2. Participants will be able to identify the different types of strengths and commonly used strengths assessment tools.
3. Participants will become better equipped to aid Veterans in applying their strengths in the context of their faith communities.
Veteran Community-Academic Engagement – A Ten Year Journey
Presenters: Zeno Franco, PhD & Mark Flower
Description: This workshop will summarize the key stages of development of a decade long effort between major university and healthcare systems (including VA and private hospitals) and key veteran community agencies in the Milwaukee area to facilitate inter-agency relationships that improve access to care for US military veterans. At each stage, managing multiple perspectives, values, and priorities emerged that had to be carefully addressed to allow the collective effort to move forward.
STAGE 1: Early on, the partnership focused on informal data collection to better understand veterans’ perspectives on gaps in community services, overcoming key differences in clinical vs. community priorities, and gathering grant support and practical resources to further the work. Outcomes of this stage included deeper mutual understanding between the academic and veteran community partners as well as a successful large scale grants. STAGE 2: At the middle point in the journey, the partnership expanded to include additional university and community agency partners. Issues around scaling activity up, partnership governance, and executing a more complex, formalized research agenda emerged. During this time period, the partnership helped to found a broad, stage-wide coalition focused on veteran health and published several studies using a Community-Based Participatory Research (CBPR) approach. STAGE 3: At present, the partnership is focused on disseminating veteran peer support training materials that were collaboratively created, initiating and contributing to national policy conversations on veteran engagement strategies within the VA (e.g. CIDER, HSR&D, COIN), as well as at the regional (VISN level), state (e.g. WI veteran peer respite) and county levels (e.g. veteran court systems). At this stage, further alignment was also created between the veteran health coalition and the VA Community Veteran Engagement Board (CVEB) program, while ensuring local, community control was retained. The partnership published a scholarly journal special issue on veteran collaborative research and is continuing to facilitate research opportunities for academics interested in developing authentic, bi-directional collaborations with veterans and the agencies that serve them. The intent of this presentation is to provide a detailed summary both of the relationally driven aspects and technical components of large veteran specific partnerships and coalitions to encourage other groups to replicate and expand on this approach.
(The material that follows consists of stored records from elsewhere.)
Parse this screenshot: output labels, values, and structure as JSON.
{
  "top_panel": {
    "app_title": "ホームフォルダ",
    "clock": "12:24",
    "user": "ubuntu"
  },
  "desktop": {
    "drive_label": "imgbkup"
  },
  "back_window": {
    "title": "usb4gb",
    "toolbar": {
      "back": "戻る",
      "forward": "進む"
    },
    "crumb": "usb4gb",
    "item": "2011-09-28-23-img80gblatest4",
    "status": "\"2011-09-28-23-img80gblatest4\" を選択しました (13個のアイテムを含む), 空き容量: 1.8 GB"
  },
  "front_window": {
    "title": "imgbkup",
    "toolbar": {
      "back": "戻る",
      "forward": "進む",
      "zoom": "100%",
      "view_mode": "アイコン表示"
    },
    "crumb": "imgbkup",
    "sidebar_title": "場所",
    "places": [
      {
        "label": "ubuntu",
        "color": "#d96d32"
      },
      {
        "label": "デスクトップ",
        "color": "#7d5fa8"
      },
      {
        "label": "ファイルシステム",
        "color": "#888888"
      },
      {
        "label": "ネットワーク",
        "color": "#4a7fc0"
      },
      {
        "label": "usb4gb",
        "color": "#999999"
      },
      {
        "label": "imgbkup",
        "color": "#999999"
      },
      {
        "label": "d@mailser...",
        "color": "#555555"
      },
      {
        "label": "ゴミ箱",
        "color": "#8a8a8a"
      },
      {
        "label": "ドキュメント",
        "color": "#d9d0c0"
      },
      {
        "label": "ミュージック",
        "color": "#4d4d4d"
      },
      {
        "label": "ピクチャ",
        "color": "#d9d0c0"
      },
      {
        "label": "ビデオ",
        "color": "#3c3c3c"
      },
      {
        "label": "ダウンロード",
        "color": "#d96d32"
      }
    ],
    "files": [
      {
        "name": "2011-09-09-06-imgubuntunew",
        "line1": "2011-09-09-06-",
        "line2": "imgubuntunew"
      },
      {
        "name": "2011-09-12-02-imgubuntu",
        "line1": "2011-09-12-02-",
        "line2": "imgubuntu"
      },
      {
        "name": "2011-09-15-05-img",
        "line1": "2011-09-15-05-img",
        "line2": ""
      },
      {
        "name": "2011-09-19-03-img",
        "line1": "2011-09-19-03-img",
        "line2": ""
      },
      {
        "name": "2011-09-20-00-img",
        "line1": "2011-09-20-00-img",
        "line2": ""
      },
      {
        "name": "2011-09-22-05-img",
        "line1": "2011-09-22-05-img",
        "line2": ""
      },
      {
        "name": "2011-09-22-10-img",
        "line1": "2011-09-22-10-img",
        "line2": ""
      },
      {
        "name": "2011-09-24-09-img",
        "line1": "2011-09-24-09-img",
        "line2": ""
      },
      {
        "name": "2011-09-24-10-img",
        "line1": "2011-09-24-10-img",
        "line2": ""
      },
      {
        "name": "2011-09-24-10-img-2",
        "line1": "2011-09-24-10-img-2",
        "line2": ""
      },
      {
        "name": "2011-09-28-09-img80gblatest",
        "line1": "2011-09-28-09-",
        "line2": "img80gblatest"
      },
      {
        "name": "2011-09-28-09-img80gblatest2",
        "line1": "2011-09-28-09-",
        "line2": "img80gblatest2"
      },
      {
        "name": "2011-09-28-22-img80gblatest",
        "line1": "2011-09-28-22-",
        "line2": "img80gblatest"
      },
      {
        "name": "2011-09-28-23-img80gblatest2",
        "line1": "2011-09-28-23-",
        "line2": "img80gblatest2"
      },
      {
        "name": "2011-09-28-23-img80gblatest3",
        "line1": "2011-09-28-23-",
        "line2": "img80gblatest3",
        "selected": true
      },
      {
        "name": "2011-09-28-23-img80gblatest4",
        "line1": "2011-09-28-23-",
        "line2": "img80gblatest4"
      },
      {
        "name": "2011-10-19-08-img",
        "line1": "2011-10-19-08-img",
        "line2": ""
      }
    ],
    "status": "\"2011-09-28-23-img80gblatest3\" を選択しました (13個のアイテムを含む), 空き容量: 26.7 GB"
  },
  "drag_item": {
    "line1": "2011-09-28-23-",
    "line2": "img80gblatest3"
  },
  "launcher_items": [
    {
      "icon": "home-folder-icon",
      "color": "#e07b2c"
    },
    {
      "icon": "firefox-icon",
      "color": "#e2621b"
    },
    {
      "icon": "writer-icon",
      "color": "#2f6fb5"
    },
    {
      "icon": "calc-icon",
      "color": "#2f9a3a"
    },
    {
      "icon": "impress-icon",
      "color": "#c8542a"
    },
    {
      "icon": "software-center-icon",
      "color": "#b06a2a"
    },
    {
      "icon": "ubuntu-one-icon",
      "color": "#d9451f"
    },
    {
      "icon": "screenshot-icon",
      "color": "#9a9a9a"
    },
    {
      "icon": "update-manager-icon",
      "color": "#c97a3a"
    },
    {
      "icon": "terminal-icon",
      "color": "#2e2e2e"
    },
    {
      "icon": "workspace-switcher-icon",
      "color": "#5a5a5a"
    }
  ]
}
1. Participants will be able to identify and anticipate key “stuck points” in the relationships between veteran agencies and larger university and healthcare partners.
2. Participants will consider ways to apply the approach and lessons learned from this partnership to their own context and sketch out ways to improve multi-agency collaborations for veteran services in their own community.
3. Participants will be able to describe key factors that facilitate open, constructive personal and agency level conversations that allow differences in worldviews, priorities and values to be comprehensively addressed as a key element in developing trust and mutuality.